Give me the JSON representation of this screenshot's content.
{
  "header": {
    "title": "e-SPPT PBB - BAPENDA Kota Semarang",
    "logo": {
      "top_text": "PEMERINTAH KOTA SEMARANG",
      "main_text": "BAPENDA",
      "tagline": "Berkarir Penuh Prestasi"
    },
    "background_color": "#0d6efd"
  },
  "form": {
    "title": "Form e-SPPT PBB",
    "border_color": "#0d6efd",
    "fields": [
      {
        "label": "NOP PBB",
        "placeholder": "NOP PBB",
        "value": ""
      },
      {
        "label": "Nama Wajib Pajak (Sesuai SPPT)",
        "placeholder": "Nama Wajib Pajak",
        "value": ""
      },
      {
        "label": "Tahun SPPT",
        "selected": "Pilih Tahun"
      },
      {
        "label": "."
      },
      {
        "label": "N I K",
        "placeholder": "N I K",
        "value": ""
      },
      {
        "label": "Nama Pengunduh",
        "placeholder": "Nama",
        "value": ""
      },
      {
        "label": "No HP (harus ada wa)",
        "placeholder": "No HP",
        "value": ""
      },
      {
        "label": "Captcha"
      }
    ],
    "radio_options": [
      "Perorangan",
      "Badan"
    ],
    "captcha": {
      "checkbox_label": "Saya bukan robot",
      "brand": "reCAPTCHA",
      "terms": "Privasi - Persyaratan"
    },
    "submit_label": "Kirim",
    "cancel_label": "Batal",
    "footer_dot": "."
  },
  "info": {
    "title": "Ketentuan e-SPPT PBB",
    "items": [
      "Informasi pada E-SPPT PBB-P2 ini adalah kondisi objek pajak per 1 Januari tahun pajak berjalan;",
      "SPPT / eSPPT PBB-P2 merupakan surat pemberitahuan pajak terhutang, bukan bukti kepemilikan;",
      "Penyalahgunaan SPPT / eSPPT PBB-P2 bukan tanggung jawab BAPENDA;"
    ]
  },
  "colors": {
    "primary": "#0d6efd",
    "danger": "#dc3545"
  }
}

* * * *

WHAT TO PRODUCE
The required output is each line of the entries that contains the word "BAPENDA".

OUTPUT OF THE TASK
    "title": "e-SPPT PBB - BAPENDA Kota Semarang",
      "main_text": "BAPENDA",
      "Penyalahgunaan SPPT / eSPPT PBB-P2 bukan tanggung jawab BAPENDA;"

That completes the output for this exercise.